  10. LL: what do you think of the swim school idea? Do you think JP will be happy would be happy doing that (if not for the lack of immediate $$$-remuneration)? It is so, so hard to find a job/career that you really enjoy and find satisfaction in. And, of course there's risk there, but there is also something really awesome about having your own business and not being at the mercy of "corporate decision-making" (for lack of a better term). I like JP so much from your description of him and with his passion, energy & smarts, I'm sure the swim school would be a success.

  11. I too was let go from a large corporation located in Austin on September 5 (what a coincidence!) after almost 24 years of service. I can relate to JP and the "what am I going to do?" question. It really haunted me for several months until I decided to take my husband's advice and "do what you really want to do and like". I do feel fortunate to have his support and I am sure JP feels that way about you although he may not be able to show it all the time. Once I started really exploring my interests I decided to get my real estate license. The course has given me a real lift as I am learning new things that I am truly interested in. IT was never that interesting to me and I am thankful I was finally set free from that and the corporate crap that only seems to get worse and worse as time goes by. I have just passed my first exam with a mark of 100%! Things always do work out in the end and everything happens for a reason - we don't always know at the time but it has prove true since my mother told me this many, many years ago. I don't even know exactly what I want to do with real estate yet but there are many opportunities to consider once I am licensed. I just wanted to say that I have walked JP's path and you are doing all the right things in helping and supporting him. We are celebrating our 25th anniversary this year and I can tell you that we went through some pretty tough times through the years but getting through those times together made stronger and closer. It will all work out but not knowing how or when is hard I understand.

    Hang in there.


  12. Tried your mom's verm salad yesterday and it was awesome.
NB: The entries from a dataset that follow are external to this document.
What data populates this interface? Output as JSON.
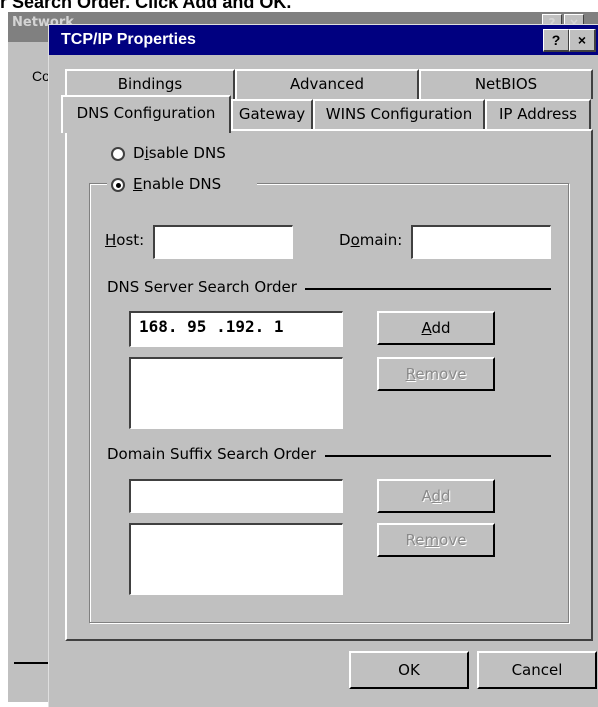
{
  "caption": "r Search Order. Click Add and OK.",
  "network_window": {
    "title": "Network",
    "help_glyph": "?",
    "close_glyph": "×",
    "peek_text": "Co"
  },
  "dialog": {
    "title": "TCP/IP Properties",
    "help_glyph": "?",
    "close_glyph": "×"
  },
  "tabs": {
    "row1": [
      "Bindings",
      "Advanced",
      "NetBIOS"
    ],
    "row2": [
      "DNS Configuration",
      "Gateway",
      "WINS Configuration",
      "IP Address"
    ],
    "selected": "DNS Configuration"
  },
  "dns": {
    "disable_label_pre": "D",
    "disable_label_u": "i",
    "disable_label_post": "sable DNS",
    "enable_label_u": "E",
    "enable_label_post": "nable DNS",
    "selected": "Enable DNS",
    "host_label_u": "H",
    "host_label_post": "ost:",
    "host_value": "",
    "domain_label_pre": "D",
    "domain_label_u": "o",
    "domain_label_post": "main:",
    "domain_value": ""
  },
  "server_order": {
    "label": "DNS Server Search Order",
    "input_value": "168. 95 .192.  1",
    "add_u": "A",
    "add_post": "dd",
    "remove_u": "R",
    "remove_post": "emove",
    "list": []
  },
  "suffix_order": {
    "label": "Domain Suffix Search Order",
    "input_value": "",
    "add_pre": "A",
    "add_u": "d",
    "add_post": "d",
    "remove_pre": "Re",
    "remove_u": "m",
    "remove_post": "ove",
    "list": []
  },
  "footer": {
    "ok_label": "OK",
    "cancel_label": "Cancel"
  }
}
Thanks for the recipe. Now the Mexican cheesecake AND verm salad are in the family cookbook!

  13. Just read "Again the Magic" on your recommendation, and loved it, thanks! I've been reading the wallflower books in Spanish translations to practice and highly recommend it, if you have ever studied Spanish ro another language. It allows me to feel like I am learning while still reading escapist fluff reading. Plus, it makes the reading go a bit slower, which makes the books last longer.
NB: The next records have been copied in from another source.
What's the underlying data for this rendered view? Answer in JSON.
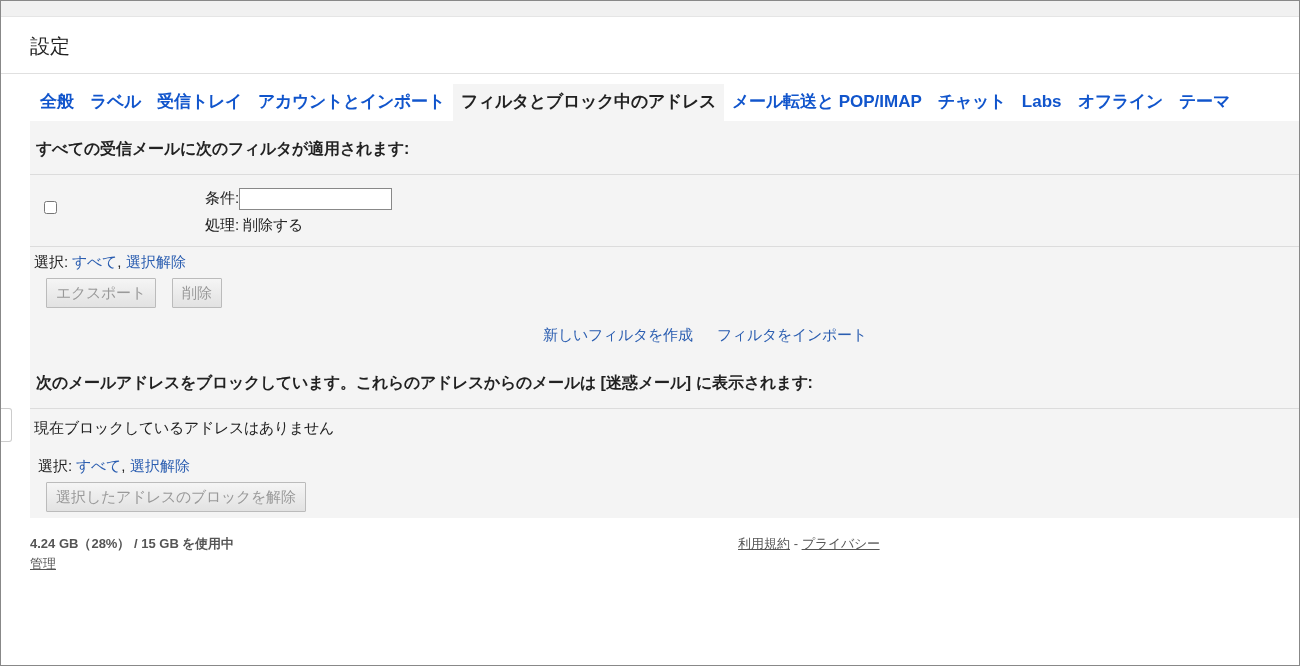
{
  "title": "設定",
  "tabs": [
    {
      "label": "全般",
      "selected": false
    },
    {
      "label": "ラベル",
      "selected": false
    },
    {
      "label": "受信トレイ",
      "selected": false
    },
    {
      "label": "アカウントとインポート",
      "selected": false
    },
    {
      "label": "フィルタとブロック中のアドレス",
      "selected": true
    },
    {
      "label": "メール転送と POP/IMAP",
      "selected": false
    },
    {
      "label": "チャット",
      "selected": false
    },
    {
      "label": "Labs",
      "selected": false
    },
    {
      "label": "オフライン",
      "selected": false
    },
    {
      "label": "テーマ",
      "selected": false
    }
  ],
  "filters": {
    "heading": "すべての受信メールに次のフィルタが適用されます:",
    "rows": [
      {
        "checked": false,
        "condition_label": "条件:",
        "action": "処理: 削除する"
      }
    ],
    "select": {
      "label": "選択:",
      "all": "すべて",
      "separator": ",",
      "none": "選択解除"
    },
    "buttons": [
      {
        "label": "エクスポート",
        "disabled": true
      },
      {
        "label": "削除",
        "disabled": true
      }
    ],
    "links": [
      "新しいフィルタを作成",
      "フィルタをインポート"
    ]
  },
  "blocked": {
    "heading": "次のメールアドレスをブロックしています。これらのアドレスからのメールは [迷惑メール] に表示されます:",
    "empty_text": "現在ブロックしているアドレスはありません",
    "select": {
      "label": "選択:",
      "all": "すべて",
      "separator": ",",
      "none": "選択解除"
    },
    "buttons": [
      {
        "label": "選択したアドレスのブロックを解除",
        "disabled": true
      }
    ]
  },
  "footer": {
    "storage": "4.24 GB（28%） / 15 GB を使用中",
    "manage": "管理",
    "terms": "利用規約",
    "separator": "-",
    "privacy": "プライバシー"
  }
}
    Good luck to JP. It sounds like you are doing a great job supporting him through this rough patch, and I hope it is over soon!